Report, word for word, every line of the material that contains "Subway".
==============================
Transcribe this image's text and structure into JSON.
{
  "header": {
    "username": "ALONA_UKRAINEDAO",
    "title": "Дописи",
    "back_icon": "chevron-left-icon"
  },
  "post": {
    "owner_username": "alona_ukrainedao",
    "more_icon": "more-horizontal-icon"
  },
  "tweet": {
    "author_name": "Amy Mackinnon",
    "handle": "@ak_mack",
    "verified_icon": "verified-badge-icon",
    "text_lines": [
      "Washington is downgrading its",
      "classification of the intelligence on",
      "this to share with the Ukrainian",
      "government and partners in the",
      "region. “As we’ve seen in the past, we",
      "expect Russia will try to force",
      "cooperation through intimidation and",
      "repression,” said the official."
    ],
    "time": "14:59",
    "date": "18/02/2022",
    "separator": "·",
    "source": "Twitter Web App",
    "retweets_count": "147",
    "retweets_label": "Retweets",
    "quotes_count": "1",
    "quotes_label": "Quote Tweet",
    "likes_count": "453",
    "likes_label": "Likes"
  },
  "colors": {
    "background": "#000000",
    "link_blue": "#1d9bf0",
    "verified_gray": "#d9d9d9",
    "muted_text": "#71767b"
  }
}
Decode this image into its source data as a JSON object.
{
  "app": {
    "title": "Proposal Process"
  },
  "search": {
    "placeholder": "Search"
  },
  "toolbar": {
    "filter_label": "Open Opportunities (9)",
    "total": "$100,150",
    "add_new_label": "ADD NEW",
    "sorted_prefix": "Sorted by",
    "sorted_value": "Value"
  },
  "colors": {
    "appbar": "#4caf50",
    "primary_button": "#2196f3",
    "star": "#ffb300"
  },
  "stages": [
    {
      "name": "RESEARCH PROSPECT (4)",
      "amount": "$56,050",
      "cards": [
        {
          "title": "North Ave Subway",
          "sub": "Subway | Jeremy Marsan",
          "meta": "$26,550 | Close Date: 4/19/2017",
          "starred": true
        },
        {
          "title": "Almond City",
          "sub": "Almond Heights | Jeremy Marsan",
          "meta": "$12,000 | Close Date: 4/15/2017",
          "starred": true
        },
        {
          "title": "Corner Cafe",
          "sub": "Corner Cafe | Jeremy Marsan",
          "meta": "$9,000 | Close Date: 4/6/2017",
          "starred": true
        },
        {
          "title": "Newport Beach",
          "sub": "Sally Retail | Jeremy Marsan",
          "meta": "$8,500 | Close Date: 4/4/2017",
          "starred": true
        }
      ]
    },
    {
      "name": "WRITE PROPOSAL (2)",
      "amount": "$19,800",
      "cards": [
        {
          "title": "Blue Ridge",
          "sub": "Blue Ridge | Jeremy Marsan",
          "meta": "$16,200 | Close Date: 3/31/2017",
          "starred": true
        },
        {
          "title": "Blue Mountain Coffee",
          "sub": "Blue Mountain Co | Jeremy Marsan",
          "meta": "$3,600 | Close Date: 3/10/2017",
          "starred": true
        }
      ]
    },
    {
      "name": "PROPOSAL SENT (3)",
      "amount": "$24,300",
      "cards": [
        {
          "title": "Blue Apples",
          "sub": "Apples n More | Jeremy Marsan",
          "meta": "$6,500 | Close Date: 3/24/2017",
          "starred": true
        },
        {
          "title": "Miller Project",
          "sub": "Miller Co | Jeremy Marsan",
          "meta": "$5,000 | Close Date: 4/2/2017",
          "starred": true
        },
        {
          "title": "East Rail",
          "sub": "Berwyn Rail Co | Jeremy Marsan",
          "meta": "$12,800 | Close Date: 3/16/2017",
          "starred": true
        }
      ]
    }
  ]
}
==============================
# Task answer
          "title": "North Ave Subway",
          "sub": "Subway | Jeremy Marsan",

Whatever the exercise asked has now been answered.